Covering all five floors of KW (Kunst-Werke), this survey of the work of the Israeli artist who renamed himself Absalon, and who died of AIDS in 1993 at the age of 28, documented a foreshortened career of bewildering productivity. Although the works on view spanned seven years, nearly all came from the first three years of the 1990s. This restriction accounted for the show’s visual consistency: it resembled a single body of work stretched to its logical limits. And human limits, physical and conceptual, were the central theme.
Like Minimalist sculpture, Absalon’s six “Prototype Cellules” (all 1992) reflect the dimensions of the human body and the body’s relation to the works. They are modernistic habitation cells, each with a unique design, containing the minimum space and furnishings to harbor a single person and meet his basic requirements: a shower stall, a cot with a thin futon mattress, a stool, a worktop, a sink. Two of the dwellings are split-level, with a ladder leading to the sleeping den. All are constructed entirely from wood and fabric coated with whitewash, so most of the interior features are no more than rough designs that would have to be replaced by plumbing and wired fixtures. Since the materials are those of standard white-cube gallery architecture, the cells blend into their environment, poignantly testing the boundary between autonomy and conformity. The individuality of the designs asserts proud self-sufficiency, while the works’ whited-out surfaces sug- gest self-effacement. Entering the cramped interiors is like being absorbed into a sanitized haven-a clearing-despite the claustrophobia of close confinement.
Each of these sculptures was intended to be located in a different city, serving as a makeshift abode for the internationally nomadic artist. This program, with its utopian overtones, is consistent with the works’ Constructivist-like designs, wrought from a set of basic geometric forms: the cube, the cylinder, the sphere. If the “Prototype Cellules” sometimes resemble single-story adobe houses, the “Cellules” (1991) are more like streamlined space shuttles, lit from inside, issuing a sinister but seductive sci-fi glow
A section of each shell, removed to create an opening, rested next to the main structure as though just popped out. The interiors, smaller than those of the “Prototype Cellules,” are more ambiguous in their repre- sentation of functional features, which seem to have decayed back to the forms on which they were based. And yet, as the “Prototype Cellules” are too modernistic for primitive dwellings, so the “Cellules” are too modest to fully justify the sci-fi metaphor. But Absalon’s work is a reminder to us that science fiction is always a narrative of the past as well as the future, of reduced means as well as technological advancement. Bare rafters and porthole windows in KW’s loft gallery were painted white to accommodate Disposition (1990). The installation’s 40 elements resemble white fossilized blow-ups of Alan McCollum’s pseudo-technological sculptures.

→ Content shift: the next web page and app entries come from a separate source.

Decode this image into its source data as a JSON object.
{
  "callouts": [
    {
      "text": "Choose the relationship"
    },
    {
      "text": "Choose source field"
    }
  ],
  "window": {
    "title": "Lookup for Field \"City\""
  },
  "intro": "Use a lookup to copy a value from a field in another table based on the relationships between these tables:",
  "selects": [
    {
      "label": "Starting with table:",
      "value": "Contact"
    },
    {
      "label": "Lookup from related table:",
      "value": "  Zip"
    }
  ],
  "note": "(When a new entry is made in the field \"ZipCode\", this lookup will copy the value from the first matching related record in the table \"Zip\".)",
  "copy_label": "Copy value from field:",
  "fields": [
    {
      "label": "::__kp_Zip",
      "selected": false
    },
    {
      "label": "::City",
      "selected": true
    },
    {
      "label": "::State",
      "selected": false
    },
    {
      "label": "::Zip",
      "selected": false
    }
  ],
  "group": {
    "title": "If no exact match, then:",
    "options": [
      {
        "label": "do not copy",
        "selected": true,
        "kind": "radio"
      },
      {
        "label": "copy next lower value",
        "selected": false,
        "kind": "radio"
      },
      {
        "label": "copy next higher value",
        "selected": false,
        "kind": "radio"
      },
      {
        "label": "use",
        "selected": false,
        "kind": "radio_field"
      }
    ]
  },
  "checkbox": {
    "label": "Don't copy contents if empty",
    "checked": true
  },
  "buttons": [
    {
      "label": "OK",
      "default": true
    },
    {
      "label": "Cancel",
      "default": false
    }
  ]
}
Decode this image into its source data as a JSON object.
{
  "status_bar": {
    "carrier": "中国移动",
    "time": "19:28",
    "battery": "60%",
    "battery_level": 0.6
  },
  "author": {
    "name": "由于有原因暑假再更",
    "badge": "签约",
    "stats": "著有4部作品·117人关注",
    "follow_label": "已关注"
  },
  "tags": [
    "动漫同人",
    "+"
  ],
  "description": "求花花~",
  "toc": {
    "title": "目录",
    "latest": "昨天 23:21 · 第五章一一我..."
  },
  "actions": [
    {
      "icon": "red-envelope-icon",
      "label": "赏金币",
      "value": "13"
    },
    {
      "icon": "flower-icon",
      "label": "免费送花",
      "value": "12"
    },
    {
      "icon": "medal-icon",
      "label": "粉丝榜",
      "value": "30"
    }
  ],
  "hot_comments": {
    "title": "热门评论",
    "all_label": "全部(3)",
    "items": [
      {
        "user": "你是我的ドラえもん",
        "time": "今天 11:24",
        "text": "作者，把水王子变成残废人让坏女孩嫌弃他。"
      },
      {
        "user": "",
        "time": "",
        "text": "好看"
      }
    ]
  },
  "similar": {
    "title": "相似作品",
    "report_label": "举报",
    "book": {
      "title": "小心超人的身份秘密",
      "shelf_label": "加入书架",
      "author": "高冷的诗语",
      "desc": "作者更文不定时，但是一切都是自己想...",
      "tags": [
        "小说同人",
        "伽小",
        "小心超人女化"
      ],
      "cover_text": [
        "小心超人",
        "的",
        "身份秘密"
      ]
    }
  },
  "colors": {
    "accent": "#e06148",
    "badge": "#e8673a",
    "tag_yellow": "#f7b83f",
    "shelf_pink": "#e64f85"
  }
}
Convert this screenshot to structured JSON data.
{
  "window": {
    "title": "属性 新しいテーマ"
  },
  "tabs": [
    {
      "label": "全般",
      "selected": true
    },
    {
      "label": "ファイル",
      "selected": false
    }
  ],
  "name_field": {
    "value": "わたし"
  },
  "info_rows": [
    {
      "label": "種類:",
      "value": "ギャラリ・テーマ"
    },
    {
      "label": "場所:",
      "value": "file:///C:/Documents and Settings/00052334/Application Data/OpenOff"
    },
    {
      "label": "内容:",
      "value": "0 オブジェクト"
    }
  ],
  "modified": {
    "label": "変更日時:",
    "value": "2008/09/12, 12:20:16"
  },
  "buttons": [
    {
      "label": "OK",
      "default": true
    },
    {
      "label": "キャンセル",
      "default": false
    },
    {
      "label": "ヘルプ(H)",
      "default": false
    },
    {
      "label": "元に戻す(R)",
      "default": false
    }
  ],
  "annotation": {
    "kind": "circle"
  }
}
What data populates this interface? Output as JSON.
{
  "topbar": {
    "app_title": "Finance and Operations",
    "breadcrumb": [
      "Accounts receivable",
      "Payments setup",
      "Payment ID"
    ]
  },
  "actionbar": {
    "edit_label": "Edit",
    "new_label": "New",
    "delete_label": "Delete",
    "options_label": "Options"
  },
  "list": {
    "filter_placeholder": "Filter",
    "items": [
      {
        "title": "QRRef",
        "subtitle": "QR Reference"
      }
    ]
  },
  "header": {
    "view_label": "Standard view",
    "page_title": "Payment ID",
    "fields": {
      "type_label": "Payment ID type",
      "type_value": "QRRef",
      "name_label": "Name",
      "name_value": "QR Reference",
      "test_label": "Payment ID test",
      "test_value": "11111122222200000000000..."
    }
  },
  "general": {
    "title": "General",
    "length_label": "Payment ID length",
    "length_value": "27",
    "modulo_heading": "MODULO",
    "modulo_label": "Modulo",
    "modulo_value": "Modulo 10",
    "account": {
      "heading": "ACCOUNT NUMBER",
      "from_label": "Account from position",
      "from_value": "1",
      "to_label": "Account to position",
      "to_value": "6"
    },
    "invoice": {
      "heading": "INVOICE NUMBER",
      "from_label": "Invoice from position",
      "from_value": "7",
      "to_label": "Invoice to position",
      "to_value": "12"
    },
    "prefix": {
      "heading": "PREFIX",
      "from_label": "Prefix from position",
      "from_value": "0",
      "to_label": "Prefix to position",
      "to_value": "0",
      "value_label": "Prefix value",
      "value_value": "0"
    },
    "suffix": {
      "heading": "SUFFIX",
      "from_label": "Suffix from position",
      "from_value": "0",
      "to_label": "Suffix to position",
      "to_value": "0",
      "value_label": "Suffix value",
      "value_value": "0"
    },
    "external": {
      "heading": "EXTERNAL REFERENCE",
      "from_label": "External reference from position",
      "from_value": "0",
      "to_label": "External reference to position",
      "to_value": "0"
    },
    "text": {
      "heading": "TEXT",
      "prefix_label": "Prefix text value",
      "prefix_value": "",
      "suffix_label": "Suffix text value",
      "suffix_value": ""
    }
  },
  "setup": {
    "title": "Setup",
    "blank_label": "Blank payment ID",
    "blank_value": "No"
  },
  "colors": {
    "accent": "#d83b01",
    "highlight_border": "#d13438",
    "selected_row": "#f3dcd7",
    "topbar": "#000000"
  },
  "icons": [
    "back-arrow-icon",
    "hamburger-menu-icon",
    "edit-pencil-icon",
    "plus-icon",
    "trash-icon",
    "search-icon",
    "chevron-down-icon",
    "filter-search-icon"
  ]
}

It seemed they might all somehow fit together, like a giant’s puzzle, if only the artist had enough time to solve the problem.
Pen drawings, notated in Hebrew, along with small sculptural maquettes in open-topped cardboard boxes, evoked Peter Halley’s analogies between geometric formalism and social and political systems. These studies provided a view into the roots of Absalon’s idom, allowing him to be situated him in his ’90s context. They demonstrate how the sculptural language of the “Cellules” share aspects of the design art of Andrea Zittel and Jorge Pardo, with its tendentious blend of utopian esthetics and condo-style furnishings.
Absalon’s isolationism may be the antithesis of the social opportunism of the “relational aesthetics” gang—Rirkrit Tiravanija, Liam Gillick, Philippe Parreno, etc.—but he shares their ecological consciousness and globalist perspective. The geeky precision of his architectural drawings contrasts with the psychological angst of the videos Bruits and Bataille (both 1993)—in which the artist screams until he is either too hoarse or too exhausted to go on, or flails around a bare room like a demented dervish, impotently thumping the air—and makes the films appear more studied in their existentialist theatricality. Those seven years of production may have required an expontential degree of urgency, but it is clear that Absalon always knew exactly what he was up to.
Photos: (left) view of Absalon’s “Prototype Cellules,” all 1992. (right) Cellule No. 5, 1991, wood, cardboard, neon tube and mixed mediums, 111⁄2 feet long. Both at KW.